In 2010 DRSL tendered for and won the contract to set up and run the Financial Dispute Resolution (FDR) scheme for the Ministry of Consumer Affairs. The scheme was initiated by the Ministry as part of a raft of changes being made to regulate the financial sector. A wide range of Financial Service Providers (FSPs) must be registered to legally provide financial services, and in order to register FSPs must be members of an external dispute resolution service. FDR was launched on October 1, 2010.
DRSL also managed the design and content of the FDR brand and website. See www.fdr.org.nz.
General Complaint Management Services
DRSL can assess an organisation or industry's existing complaint handling processes and evaluate its effectiveness. It also has the capacity to develop complaint handling systems either from what already exists or to create a new system where there isn't one.

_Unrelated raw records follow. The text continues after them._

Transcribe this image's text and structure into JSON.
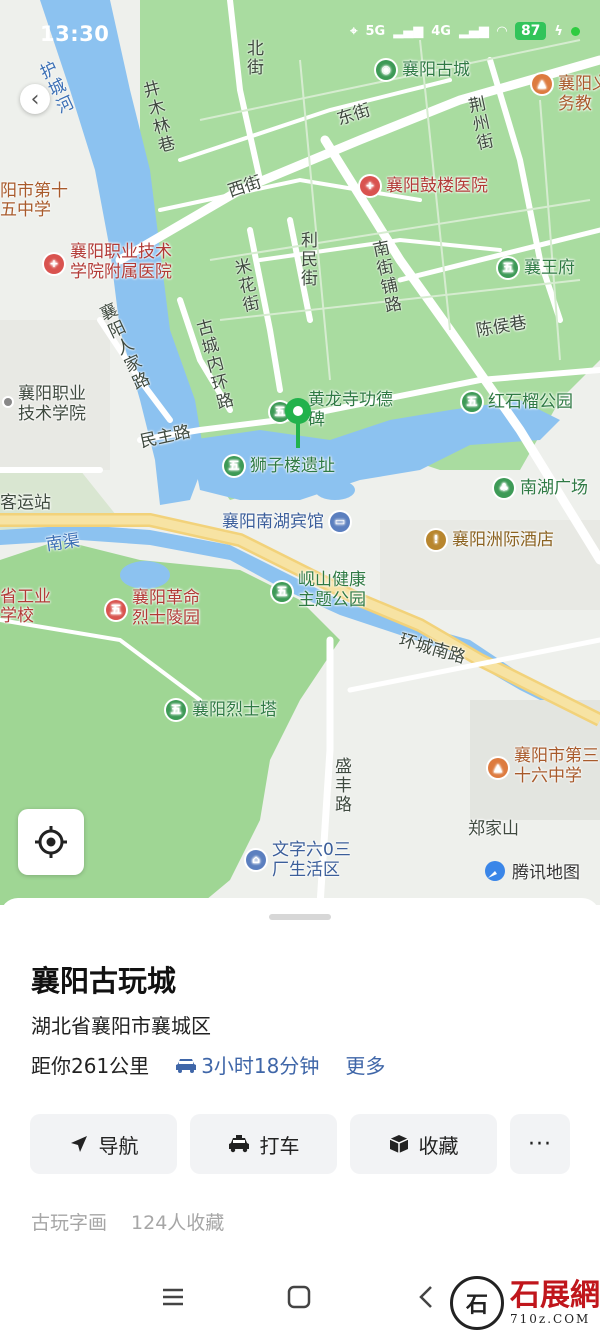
{
  "status_bar": {
    "time": "13:30",
    "network_5g": "5G",
    "network_4g": "4G",
    "battery": "87"
  },
  "map": {
    "street_labels": {
      "hucheng_river": "护城河",
      "bei_jie": "北街",
      "jingmu_lin_xiang": "井木林巷",
      "dong_jie": "东街",
      "jingzhou_jie": "荆州街",
      "xi_jie": "西街",
      "limin_jie": "利民街",
      "nanjie_puluo": "南街铺路",
      "mihua_jie": "米花街",
      "gucheng_neihuan_lu": "古城内环路",
      "xiangyang_renjia_lu": "襄阳人家路",
      "chenhou_xiang": "陈侯巷",
      "minzhu_lu": "民主路",
      "nanqu": "南渠",
      "huancheng_nan_lu": "环城南路",
      "sheng_lu": "盛丰路",
      "zhengjia_shan": "郑家山",
      "keyunzhan": "客运站",
      "gongye_xuexiao": "省工业学校",
      "no15_school": "阳市第十五中学"
    },
    "pois": [
      {
        "name": "襄阳古城",
        "icon": "camera-icon",
        "color": "#3d9a56"
      },
      {
        "name": "襄阳义务教",
        "icon": "school-icon",
        "color": "#dd7b3f"
      },
      {
        "name": "襄阳鼓楼医院",
        "icon": "hospital-icon",
        "color": "#d9534f"
      },
      {
        "name": "襄阳职业技术学院附属医院",
        "icon": "hospital-icon",
        "color": "#d9534f"
      },
      {
        "name": "襄王府",
        "icon": "scenic-icon",
        "color": "#3d9a56"
      },
      {
        "name": "襄阳职业技术学院",
        "icon": "dot-icon",
        "color": "#888888"
      },
      {
        "name": "黄龙寺功德碑",
        "icon": "scenic-icon",
        "color": "#3d9a56"
      },
      {
        "name": "红石榴公园",
        "icon": "scenic-icon",
        "color": "#3d9a56"
      },
      {
        "name": "狮子楼遗址",
        "icon": "scenic-icon",
        "color": "#3d9a56"
      },
      {
        "name": "南湖广场",
        "icon": "park-icon",
        "color": "#3d9a56"
      },
      {
        "name": "襄阳南湖宾馆",
        "icon": "hotel-icon",
        "color": "#5b7fbf"
      },
      {
        "name": "襄阳洲际酒店",
        "icon": "hotel-icon",
        "color": "#b8862e"
      },
      {
        "name": "岘山健康主题公园",
        "icon": "scenic-icon",
        "color": "#3d9a56"
      },
      {
        "name": "襄阳革命烈士陵园",
        "icon": "scenic-icon",
        "color": "#d9534f"
      },
      {
        "name": "襄阳烈士塔",
        "icon": "scenic-icon",
        "color": "#3d9a56"
      },
      {
        "name": "襄阳市第三十六中学",
        "icon": "school-icon",
        "color": "#dd7b3f"
      },
      {
        "name": "文字六0三厂生活区",
        "icon": "residence-icon",
        "color": "#5b7fbf"
      }
    ],
    "attribution": "腾讯地图"
  },
  "place": {
    "title": "襄阳古玩城",
    "address": "湖北省襄阳市襄城区",
    "distance": "距你261公里",
    "drive_time": "3小时18分钟",
    "more": "更多",
    "tags": [
      "古玩字画",
      "124人收藏"
    ]
  },
  "actions": {
    "navigate": "导航",
    "taxi": "打车",
    "favorite": "收藏",
    "more": "···"
  },
  "watermark": {
    "name": "石展網",
    "url": "710z.COM",
    "seal": "石"
  }
}
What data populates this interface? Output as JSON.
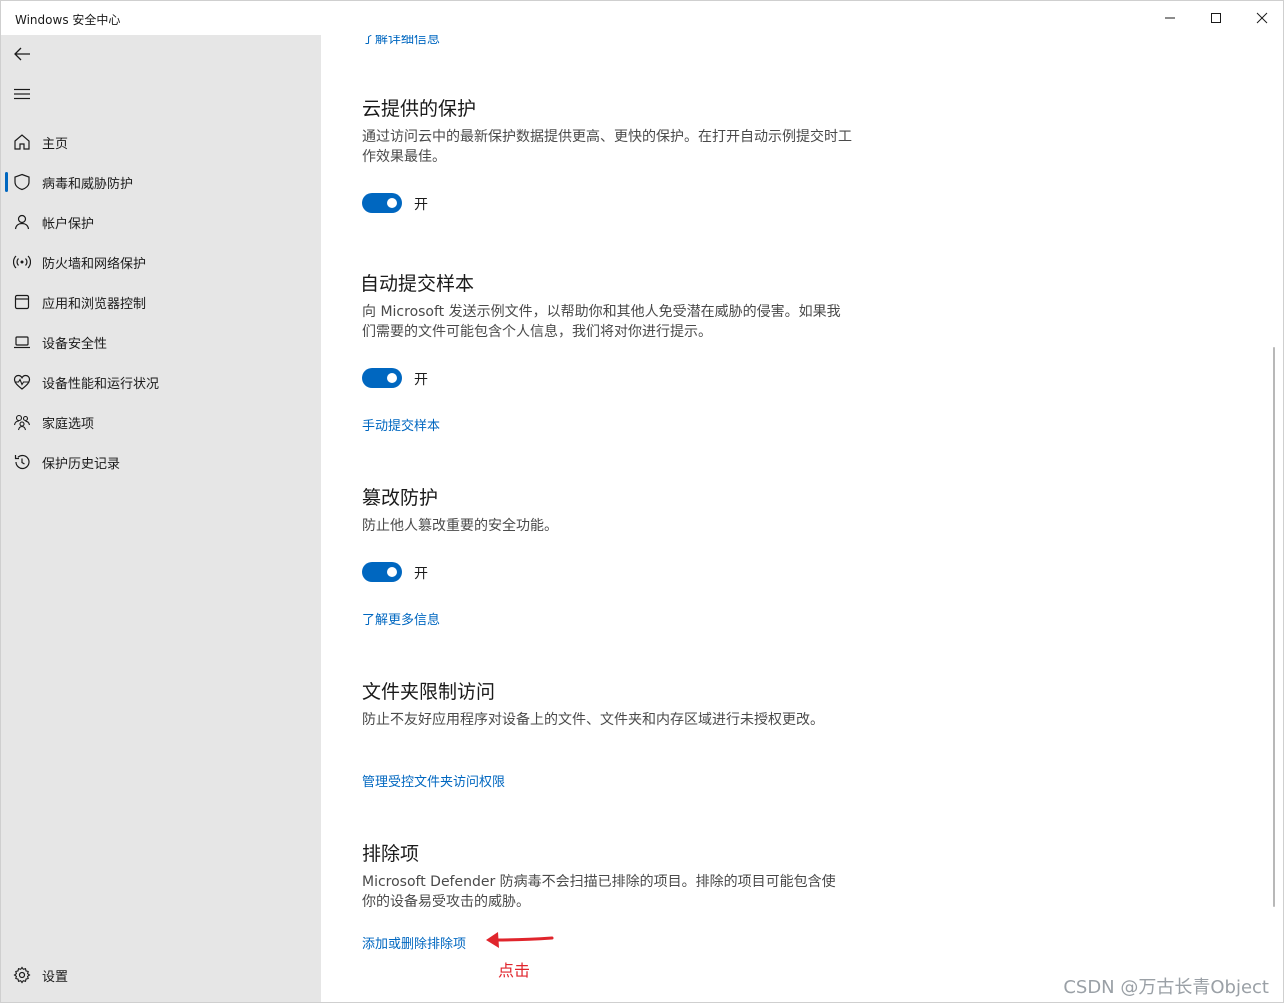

There are fundamental requirements in any complaints management scheme and we can ensure these are in place, well practised and monitored.
A free initial consultation is provided.
The Telecommunication Dispute Resolution (TDR) service was established in 2007. TDR is an independent complaint management system for telecommunication consumers.
DRSL is the Scheme Agent for TDR; this involves the managing, resolving and reporting on telecommunication consumer complaints nationwide. DRSL implemented the initial processes for the handling of TDR disputes and provides the front-end service for TDR with a nationwide team of complaint handlers.
DRSL also managed the design and content of the TDR brand and website. See www.tdr.org.nz
The Financial Dispute Resolution (FDR) scheme was established in October 2010. DRSL set up and operates the FDR service for the Ministry of Consumer Affairs. FDR works to resolve disputes between consumers and the members of the FDR scheme. It reports on issues such as complaint types, the number of complaints and identities systemic issues.
DRSL also managed the design and content of the FDR brand and website. See www.fdr.org.nz for more information.
We offer a range of consulting services designed to avoid, or minimise, the risk of disputes escalating. These may take the form of independent advice on issues management; facilitation of meetings of relevant experts; confidential employment issues resolution; or simply a knowledgeable sounding board.
DRSL will come in and examine existing dispute cases and give an independent assessment including projecting likely outcomes and recommending methods of getting agreement without escalation to court proceedings.
With the right business processes, issues can be resolved early or prevented entirely. We help clients put in place dispute prevention and resolution strategies, staff training programmes and reporting procedures.
- presentations on conflict management and dispute resolution
- interactive conflict management workshops for small groups
- one-on-one trouble shooting and problem solving advice
- access to information such as summaries of court decisions
- information on the dispute resolution process, and advice on how best to navigate it
- management information and analysis.
Our outstanding team—located throughout New Zealand—professionally administers disputes on behalf of government, legal and medical practitioners, advocates and support groups, and individuals. All our administrators have excellent communications and computer skills and routinely arrange meetings and hearings in 30 locations throughout the country.
We can provide informal advice and feedback on trends, and recommendations for preventing disputes or resolving them early, or we can provide formal written reports.
Adjudication is a process where disputing parties agree to have an independent assessment and decision made about their dispute.
DRSL provides professional, independent adjudicators and arbitrators who are skilled in advanced legal and statutory interpretation, analysis and reasoning. Our adjudicators will assess the dispute and deliver a fully reasoned written decision.
We provide an independent review service for people who are unhappy about decisions made by New Zealand's Accident Compensation Corporation (ACC). Our experienced reviewers deliver binding decisions based on a thorough assessment of all the evidence presented.